9. Classified ads: A high-scale, lots of users in and out, with mostly short-and-sweet content. Ask Craigslist who uses the document database MongoDB. There's search, there's metadata, there's short-sweet content. Eventual consistency would be good enough here. For these kinds of documents, the best thing a database can do is get out of your way.

10. Time-series/forecasting: This is the most general of the 10, but it takes many forms, from commodities to quants and sunspots to weather. The issues surrounding time in relational databases are the stuff of legend. Sure, it has been done, and sure, after years of hacking around it, for the last decade or so we have temporal fields and functions that are merely deficient rather than woefully inadequate in most RDBMS implementations. That said, if time is your subject, then a MapReduce-friendly column family store like Cassandra may be a better solution. Datastax has specifically targeted its Cassandra distribution to support time-series data, as have other vendors.

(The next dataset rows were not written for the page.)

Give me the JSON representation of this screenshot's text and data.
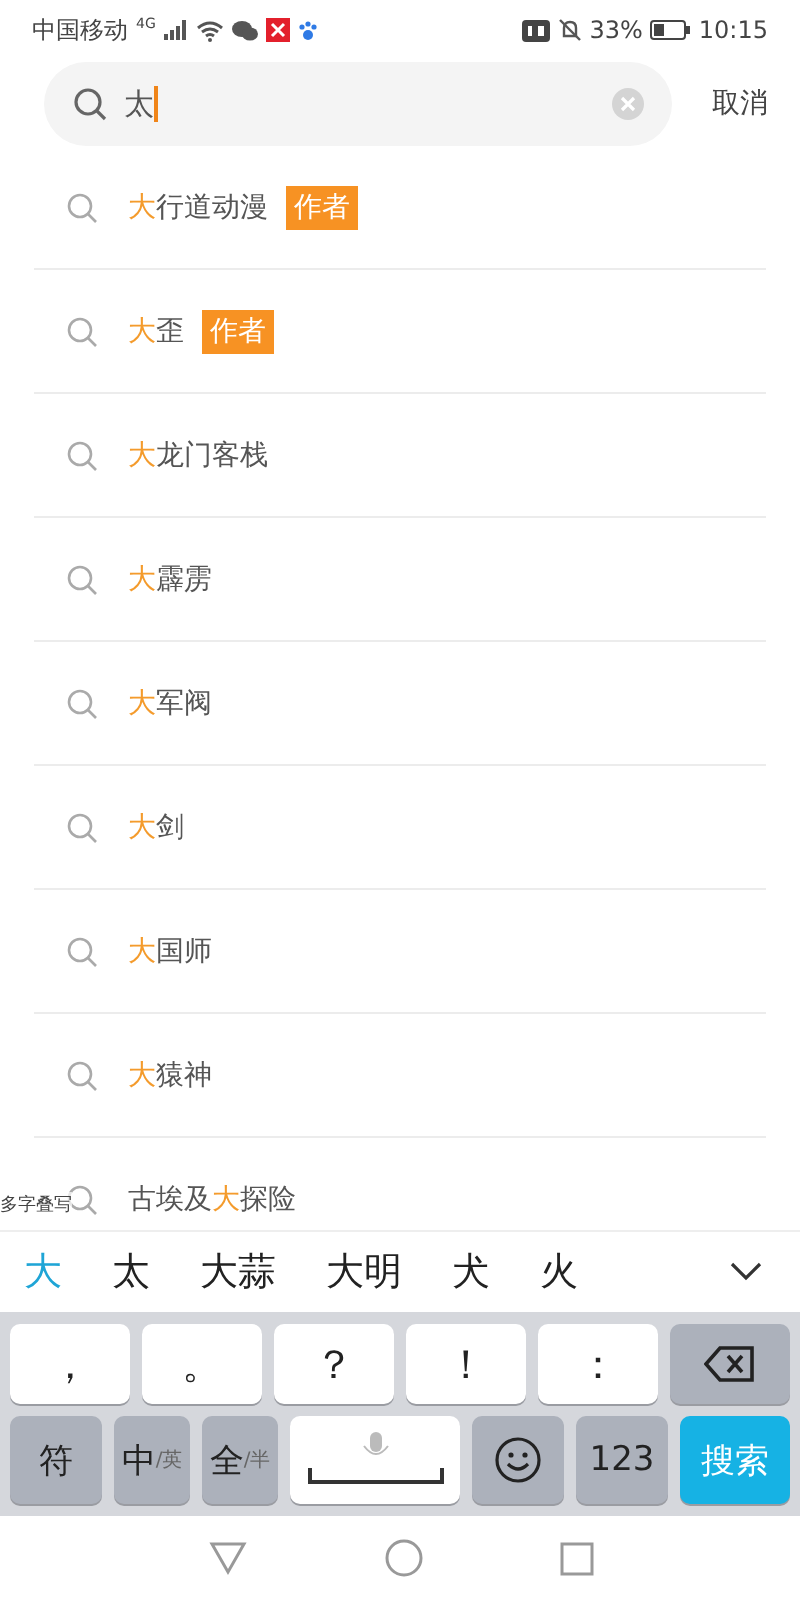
{
  "status_bar": {
    "carrier": "中国移动",
    "network": "4G",
    "battery": "33%",
    "time": "10:15"
  },
  "search": {
    "value": "太",
    "cancel": "取消"
  },
  "suggestions": [
    {
      "match": "大",
      "after": "行道动漫",
      "tag": "作者"
    },
    {
      "match": "大",
      "after": "歪",
      "tag": "作者"
    },
    {
      "match": "大",
      "after": "龙门客栈"
    },
    {
      "match": "大",
      "after": "霹雳"
    },
    {
      "match": "大",
      "after": "军阀"
    },
    {
      "match": "大",
      "after": "剑"
    },
    {
      "match": "大",
      "after": "国师"
    },
    {
      "match": "大",
      "after": "猿神"
    },
    {
      "before": "古埃及",
      "match": "大",
      "after": "探险"
    }
  ],
  "handwriting_label": "多字叠写",
  "candidates": [
    {
      "text": "大",
      "selected": true
    },
    {
      "text": "太",
      "selected": false
    },
    {
      "text": "大蒜",
      "selected": false
    },
    {
      "text": "大明",
      "selected": false
    },
    {
      "text": "犬",
      "selected": false
    },
    {
      "text": "火",
      "selected": false
    }
  ],
  "keyboard": {
    "row1": [
      {
        "kind": "char",
        "label": "，"
      },
      {
        "kind": "char",
        "label": "。"
      },
      {
        "kind": "char",
        "label": "？"
      },
      {
        "kind": "char",
        "label": "！"
      },
      {
        "kind": "char",
        "label": "："
      },
      {
        "kind": "backspace"
      }
    ],
    "row2": [
      {
        "kind": "func",
        "label": "符"
      },
      {
        "kind": "toggle",
        "label": "中",
        "sub": "/英"
      },
      {
        "kind": "toggle",
        "label": "全",
        "sub": "/半"
      },
      {
        "kind": "space"
      },
      {
        "kind": "emoji"
      },
      {
        "kind": "func",
        "label": "123"
      },
      {
        "kind": "action",
        "label": "搜索"
      }
    ]
  }
}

Can you use the RDBMS for some or many of these? Sure -- I have and people continue to. However, is it a good fit? Not really. I expect the cranky old men to disagree, but tradition alone is not a good reason to stick with the old way of doing things.

This article, "10 things never to do with a relational database," was originally published at InfoWorld.com. Read more of Andrew C. Oliver's Strategic Developer blog, and keep up on the latest developments in application development at InfoWorld.com For the latest business technology news, follow InfoWorld.com on Twitter.

This story, "10 things never to do with a relational database " was originally published by InfoWorld.